Have you ever had the problem where a tool or a piece of software works fine on your machine, but the moment you install it on someone else's you get all kinds of issues? Well, I have, and particularly for this reason Docker was invented! In this blog post we will take a quick look at what Docker is and how easy it is to run a database in a Docker container. This container will work on any machine. I promise. Along the way you also learn some Docker specific lingo.
According to the official docs, Docker is and "open platform for developing, shipping, and running applications. Docker enables you to separate your applications from your infrastructure so you can deliver software quickly. With Docker, you can manage your infrastructure in the same ways you manage your applications."
For fully understanding Docker we also need to talk about the difference between Docker and a Virtual Machine (VM). The latter often runs in cloud environments like AWS and Azure. Whenever you create a VM you are sharing the hardware with others and other VMs. What these cloud environments are doing is 'virtualise' the hardware. Docker doesn't do that and does it differently. In a VM you can have multiple Operating Systems running on the same hardware, whilst with Docker you virtualise the Operating System. Therefore, the big difference between VMs and Docker containers is that the former can have multiple (Guest) Operating Systems on the same hardware, through for example VMWare (which is called a Hypervisor). Whilst when you install Docker, you are going to use the Docker Engine to create isolated entities on the OS. These entities are called containers. Docker therefore allows you to automate the deployment of applications in these containers.
Enough theory, let's jump into installing Docker and firing up a Postgres database. In order to use Docker you first need to install it. You can either install Docker on a Desktop machine (both Windows and Mac), or on a server (Linux based installations). For this tutorial we're going to install Docker on a Mac. Windows installation instructions can be found here. For a Mac (and I think also for Windows) the installation is fairly straightforward. You download the app and drag it to Applications. Then you double click the Docker.app and it should start. You can check if it's working when there is a Docker icon (the whale or ship like image with containers) on the top right next to your other small icons. If this is the case you can quickly follow the 'Hello World' example to get up and running.
Hands down the easiest way of running a clean Postgres database is by running this command in a terminal window (after Docker has been installed):
docker run --name postgres-db -e POSTGRES_PASSWORD=docker -p 5432:5432 -d postgres
But what does it do?
- Last section of the command grabs the latest 'postgres' Docker image from the Docker Hub
- -d means that you enable Docker to run the container in the background
- -p plus the port numbers means you map the containers port 5432 to the external port 5432 - this allows you to connect to it from the outside
- POSTGRES_PASSWORD sets the password to docker. This is the password that gives you access to your database
- the —name property gives your container a name and means you can easily find it back
Now you can connect to this brand new Postgres database in any tool that allows you to communicate with databases. I tend to use RazorSQL or DBeaver. You need to use the following connection details to actually connect to the DB:
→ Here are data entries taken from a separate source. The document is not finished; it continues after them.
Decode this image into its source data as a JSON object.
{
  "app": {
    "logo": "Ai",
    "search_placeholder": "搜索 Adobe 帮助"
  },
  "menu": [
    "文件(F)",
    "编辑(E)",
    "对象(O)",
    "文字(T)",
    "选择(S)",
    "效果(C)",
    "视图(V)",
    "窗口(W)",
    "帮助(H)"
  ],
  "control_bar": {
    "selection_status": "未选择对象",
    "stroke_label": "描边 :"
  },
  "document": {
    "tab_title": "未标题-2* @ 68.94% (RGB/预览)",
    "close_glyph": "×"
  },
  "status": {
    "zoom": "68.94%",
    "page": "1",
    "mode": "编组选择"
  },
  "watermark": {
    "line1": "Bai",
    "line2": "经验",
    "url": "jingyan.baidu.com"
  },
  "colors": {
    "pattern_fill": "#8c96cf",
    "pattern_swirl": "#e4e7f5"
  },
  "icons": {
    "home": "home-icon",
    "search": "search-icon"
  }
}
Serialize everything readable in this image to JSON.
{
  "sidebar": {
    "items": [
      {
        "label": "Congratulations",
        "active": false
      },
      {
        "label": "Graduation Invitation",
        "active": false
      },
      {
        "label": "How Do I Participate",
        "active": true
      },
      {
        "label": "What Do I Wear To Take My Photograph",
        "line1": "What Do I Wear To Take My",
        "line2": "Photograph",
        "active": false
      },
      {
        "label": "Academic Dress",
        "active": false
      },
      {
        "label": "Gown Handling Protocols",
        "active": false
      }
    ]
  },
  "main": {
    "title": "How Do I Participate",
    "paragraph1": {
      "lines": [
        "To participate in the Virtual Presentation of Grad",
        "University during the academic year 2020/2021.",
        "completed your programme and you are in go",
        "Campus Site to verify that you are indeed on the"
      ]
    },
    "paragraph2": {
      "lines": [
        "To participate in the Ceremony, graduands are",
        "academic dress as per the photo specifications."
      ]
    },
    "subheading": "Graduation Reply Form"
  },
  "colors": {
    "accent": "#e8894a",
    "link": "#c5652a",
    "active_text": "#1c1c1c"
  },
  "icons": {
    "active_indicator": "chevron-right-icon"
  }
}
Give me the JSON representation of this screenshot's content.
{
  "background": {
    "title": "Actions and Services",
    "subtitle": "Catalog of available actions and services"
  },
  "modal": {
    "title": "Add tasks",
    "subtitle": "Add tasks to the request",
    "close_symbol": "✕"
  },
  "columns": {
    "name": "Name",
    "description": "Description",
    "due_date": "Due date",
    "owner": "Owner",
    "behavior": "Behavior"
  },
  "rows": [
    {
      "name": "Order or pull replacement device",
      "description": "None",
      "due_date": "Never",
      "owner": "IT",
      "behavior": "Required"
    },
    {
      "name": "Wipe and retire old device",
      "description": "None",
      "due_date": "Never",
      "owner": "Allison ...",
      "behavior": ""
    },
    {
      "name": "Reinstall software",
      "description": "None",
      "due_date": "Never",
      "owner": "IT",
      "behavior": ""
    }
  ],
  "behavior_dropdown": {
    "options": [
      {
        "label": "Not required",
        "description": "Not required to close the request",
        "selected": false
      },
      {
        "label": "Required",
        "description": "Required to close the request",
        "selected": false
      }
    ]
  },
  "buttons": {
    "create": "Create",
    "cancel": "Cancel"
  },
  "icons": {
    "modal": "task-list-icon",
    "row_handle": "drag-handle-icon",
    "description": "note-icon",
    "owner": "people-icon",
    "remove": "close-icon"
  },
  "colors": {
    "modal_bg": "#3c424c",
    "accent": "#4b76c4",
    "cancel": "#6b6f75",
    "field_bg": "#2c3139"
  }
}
- Host: localhost
- Port: 5432
- User: postgres
- Password: docker
Once connected you can do anything you want with the database (Create tables, load data etc). But as you can see the database is completely empty. However, the real power of Docker is when you want to easily provision a database that has already content in it. This can be a simple or a complex database structure and schema. The choice is all yours. What this also means is that you can easily spin up such a container (and shut it down). Let's see how below:
In order to create a pre-populated database we need to create a Dockerfile. This is a bit of a strange file. At least the first time I saw one. It doesn't have a file extension. It's basically a text document that is being used by Docker and describes what it needs to do. Basically a set of instructions. In our example we want to do the following:
- Pull down the latest Postgres image from the Docker Hub
- Set the environment variable for password to 'docker'
- Create a database, let's call it 'world'
- Use a sql dump file to create the table schema and populate it with data
Above I described what I want in this file. Now let's create it. Create an new file and call it 'Dockerfile'. Use a text editor like VS Code to open it and add the following:
FROM postgres ENV POSTGRES_PASSWORD docker ENV POSTGRES_DB world COPY world.sql /docker-entrypoint-initdb.d/
The last line points at a SQL dump file. You can find the one I'm using here. Download it and put the .sql file in the same folder as the Dockerfile. Next step is to create our image by typing this command in the terminal:
docker build -t my-postgres-db ./
The above line tells Docker to build an image from the Dockerfile and give it a name of 'my-postgres-db'. In order to see your images you can run
docker images -a
Great, now we got our own image called 'my-postgres-db'. We can run it as a container by doing the following:
docker run -d --name my-postgresdb-container -p 5432:5432 my-postgres-db
You can now connect to this database by using the login details specified in the Dockerfile.
In case you want to remove images you can run this command:
docker image rm 'nameOfTheImage'